Solve for per-level fanout

The next step is to determine the value of the per-level fanout when write-amp is minimized. If the number of levels doesn't have to be an integer then this occurs when ln(t) levels are used and below I show that the per-level fanout is e in that case. When the number of levels is limited to an integer then the per-level fanout that minimizes write-amp is a value that is close to e.

# total write-amp is number of levels * per-level fanout
wa = n * t^(1/n)

# The per-level fanout is t^(1/n) and wa is minimized when n = ln(t)

# Therefore we show that t^(1/n) = e when n = ln(t)
Assume t^(1 / ln(t)) = e
ln (t^(1 / ln(t))) = ln e
(1 / ln(t)) * ln(t) = 1

When the t=1024 then ln(t) ~= 6.93. With 7 levels the per-level fanout is t^(1/7) ~= 2.69 while e ~= 2.72.

Saturday, December 1, 2018

Pixelbook review

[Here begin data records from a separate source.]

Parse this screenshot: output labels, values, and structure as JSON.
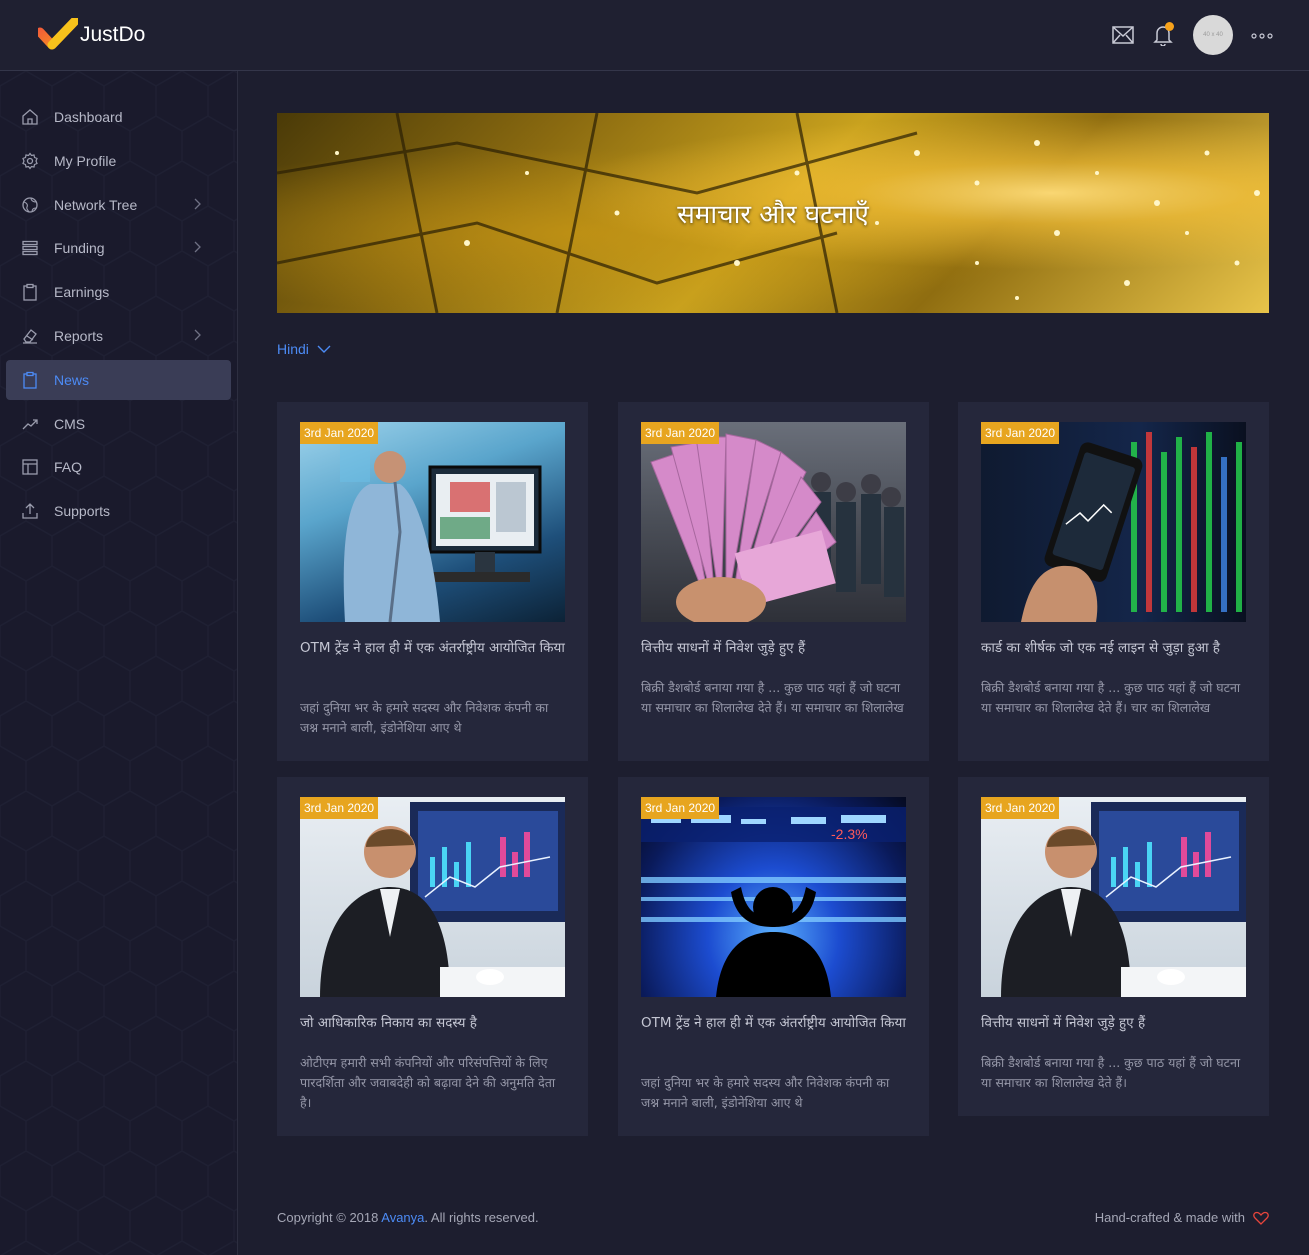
{
  "app": {
    "name": "JustDo"
  },
  "topbar": {
    "avatar_text": "40 x 40"
  },
  "sidebar": {
    "items": [
      {
        "label": "Dashboard",
        "icon": "home-icon",
        "chevron": false,
        "active": false
      },
      {
        "label": "My Profile",
        "icon": "gear-icon",
        "chevron": false,
        "active": false
      },
      {
        "label": "Network Tree",
        "icon": "globe-icon",
        "chevron": true,
        "active": false
      },
      {
        "label": "Funding",
        "icon": "layers-icon",
        "chevron": true,
        "active": false
      },
      {
        "label": "Earnings",
        "icon": "clipboard-icon",
        "chevron": false,
        "active": false
      },
      {
        "label": "Reports",
        "icon": "eraser-icon",
        "chevron": true,
        "active": false
      },
      {
        "label": "News",
        "icon": "clipboard-icon",
        "chevron": false,
        "active": true
      },
      {
        "label": "CMS",
        "icon": "trending-icon",
        "chevron": false,
        "active": false
      },
      {
        "label": "FAQ",
        "icon": "layout-icon",
        "chevron": false,
        "active": false
      },
      {
        "label": "Supports",
        "icon": "upload-icon",
        "chevron": false,
        "active": false
      }
    ]
  },
  "banner": {
    "title": "समाचार और घटनाएँ"
  },
  "language": {
    "selected": "Hindi"
  },
  "cards": [
    {
      "date": "3rd Jan 2020",
      "title": "OTM ट्रेंड ने हाल ही में एक अंतर्राष्ट्रीय आयोजित किया",
      "text": "जहां दुनिया भर के हमारे सदस्य और निवेशक कंपनी का जश्न मनाने बाली, इंडोनेशिया आए थे",
      "image": "analyst-monitor"
    },
    {
      "date": "3rd Jan 2020",
      "title": "वित्तीय साधनों में निवेश जुड़े हुए हैं",
      "text": "बिक्री डैशबोर्ड बनाया गया है ... कुछ पाठ यहां हैं जो घटना या समाचार का शिलालेख देते हैं। या समाचार का शिलालेख",
      "image": "currency-fan"
    },
    {
      "date": "3rd Jan 2020",
      "title": "कार्ड का शीर्षक जो एक नई लाइन से जुड़ा हुआ है",
      "text": "बिक्री डैशबोर्ड बनाया गया है ... कुछ पाठ यहां हैं जो घटना या समाचार का शिलालेख देते हैं। चार का शिलालेख",
      "image": "phone-ticker"
    },
    {
      "date": "3rd Jan 2020",
      "title": "जो आधिकारिक निकाय का सदस्य है",
      "text": "ओटीएम हमारी सभी कंपनियों और परिसंपत्तियों के लिए पारदर्शिता और जवाबदेही को बढ़ावा देने की अनुमति देता है।",
      "image": "trader-phone"
    },
    {
      "date": "3rd Jan 2020",
      "title": "OTM ट्रेंड ने हाल ही में एक अंतर्राष्ट्रीय आयोजित किया",
      "text": "जहां दुनिया भर के हमारे सदस्य और निवेशक कंपनी का जश्न मनाने बाली, इंडोनेशिया आए थे",
      "image": "silhouette-screens"
    },
    {
      "date": "3rd Jan 2020",
      "title": "वित्तीय साधनों में निवेश जुड़े हुए हैं",
      "text": "बिक्री डैशबोर्ड बनाया गया है ... कुछ पाठ यहां हैं जो घटना या समाचार का शिलालेख देते हैं।",
      "image": "trader-phone"
    }
  ],
  "footer": {
    "copyright_prefix": "Copyright © 2018 ",
    "company": "Avanya",
    "copyright_suffix": ". All rights reserved.",
    "handcrafted": "Hand-crafted & made with"
  },
  "colors": {
    "accent": "#4c8bf5",
    "badge": "#e7a51f",
    "logo_orange": "#f7a21b",
    "heart": "#e8453c"
  }
}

This has nothing to do with databases. This is a review of a Pixelbook (Chromebook laptop) that I got on sale last month. This one has a core i5, 8gb RAM and 128gb storage. It runs Linux too but I haven't done much with that. I expected a lot from this given that my 2013 Nexus 7 tablet is still awesome. I have been mostly happy with the laptop but if you care about keyboards and don't like the new Macs thanks to the butterfly keyboard then this might not be the laptop for you. My 3 complaints:
  1. keyboard is hard to read. It is grey on grey and too hard to read when there is light on my back even with the backlight (backlit?) turned all the way up. I don't get it -- grey on grey. So this is a great device for using in a dark room or for improving your touch typing skills.
  2. touchpad control is too coarse grained so it is either too fast or too slow. The settings has 5 values via a slider (1=slowest, 5=fastest). I have been using it at 3 which is a bit too fast for me while 2 is a bit too slow. I might go back to 2 but that means picking up my finger more frequently when moving a pointer across the screen.
  3. no iMessage - my family uses Apple devices and I can't run that here as I can on a Mac laptop
  4. the "" ey is flay --> the "k" key is flaky -> spacebar is flaky. Keys go bad for a few days, then get better, repeat. Ugh, his is one-off Google hardware. Maybe they don't want Apple and the butterfly keyboard to have all the fun. Fortunately I bought from an authorized reseller (Best Buy) so the 1 year warranty should apply.
  5. Charger failed, fortunately that is easy to replace.